“But he had the drive and motivation to get better, and that’s always half of the battle,” said MRC occupational therapist Anna Leigh Hanna.

Like many COVID patients, Chambless had to get back to the basics. “He had to learn to get out of bed and stand and transfer to a wheelchair,” said MRC physical therapist Kathleen Dobbs.

Such activities were affected by his weakened muscles and low cardiovascular endurance. “I had been strong as a bull all my life and here I am doing 2.5 pound weights and struggling,” Chambless said.

Chambliss also can’t lift the front of his feet due to damage to the nerve that stimulates the foot muscles. Known as foot drop, the condition can be caused by virus-related neurological injuries or prolonged immobility while in critical care. His case is further complicated by ankle contractures and calf tightness. “His muscles weren’t activating and his range of motion was significantly limited,” Dobbs said.

Nevertheless, when he exited inpatient rehab on Nov. 24.—just in time to be home for Thanksgiving—Chambless felt he’d made “leaps and bounds.”

“MRC really hammered everything good,” he said. “Kathleen and Anna Leigh worked my butt off. And they worked what needed to be worked. I’ve had great nurses, doctors and therapists who have helped me through this.”

Today, Chambless is continuing his comeback at Methodist Outpatient Therapy in Flowood.
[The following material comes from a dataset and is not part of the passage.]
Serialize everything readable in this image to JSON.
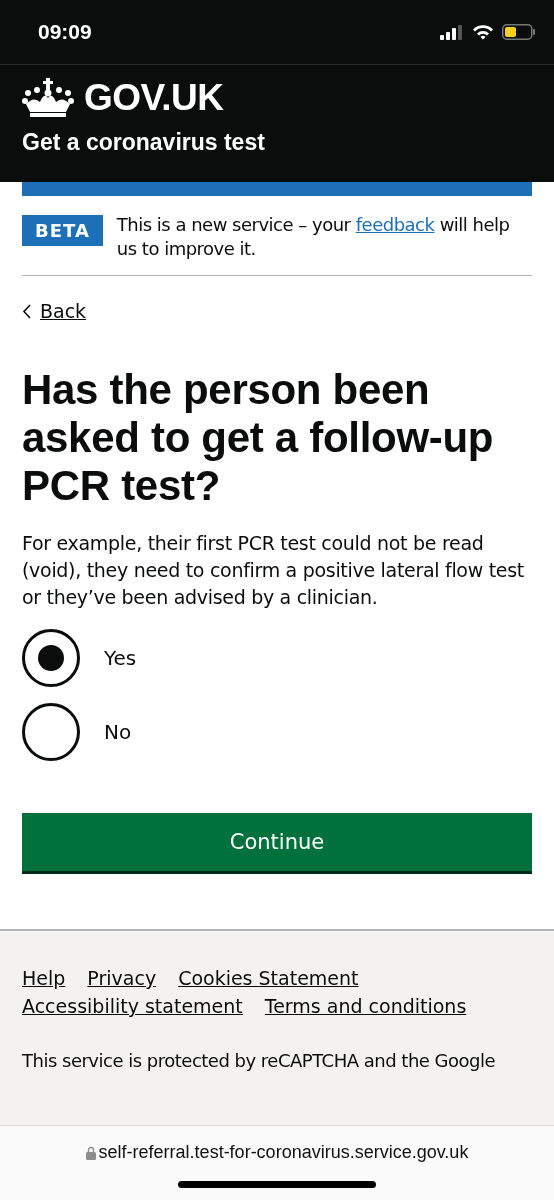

He’s hoping to walk again without the aid of what he jokingly calls “my Forrest Gump shoes.”

The shoes attach to a pair of braces custom-built by Methodist Rehab certified orthotist Willie Spann. Their support means Chambless can move about without a wheelchair. “I can put my shoes on and get my walker and go to town,” he said.

Chambless is now focused on the abilities he’ll need to stay active. To improve his strength and endurance, he does weight training and walking exercises with physical therapy assistant Wes Myers.

To address the foot drop, he also does sessions on the ReBuilder. Physical therapist Amy Burge said the electrical stimulation device helps with nerve regeneration. For home use, he also has a DynaSplint System, which is a gentle stretching device that helps increase joint range of motion.

At home, Chambless relies on the help of his family. His brother lives with him and his sister, Lee Ann Boykin, resides next door. And he’s grateful for their assistance.

Chambless hopes his experience with COVID is a cautionary tale for others. Since he’d never had a flu vaccine and managed to dodge the flu, he felt he didn’t need a COVID vaccine.

Now, forgoing the shot is his biggest regret. “If I could go back to the first time they said they had the vaccine, I’d be lined up to get it,” he said.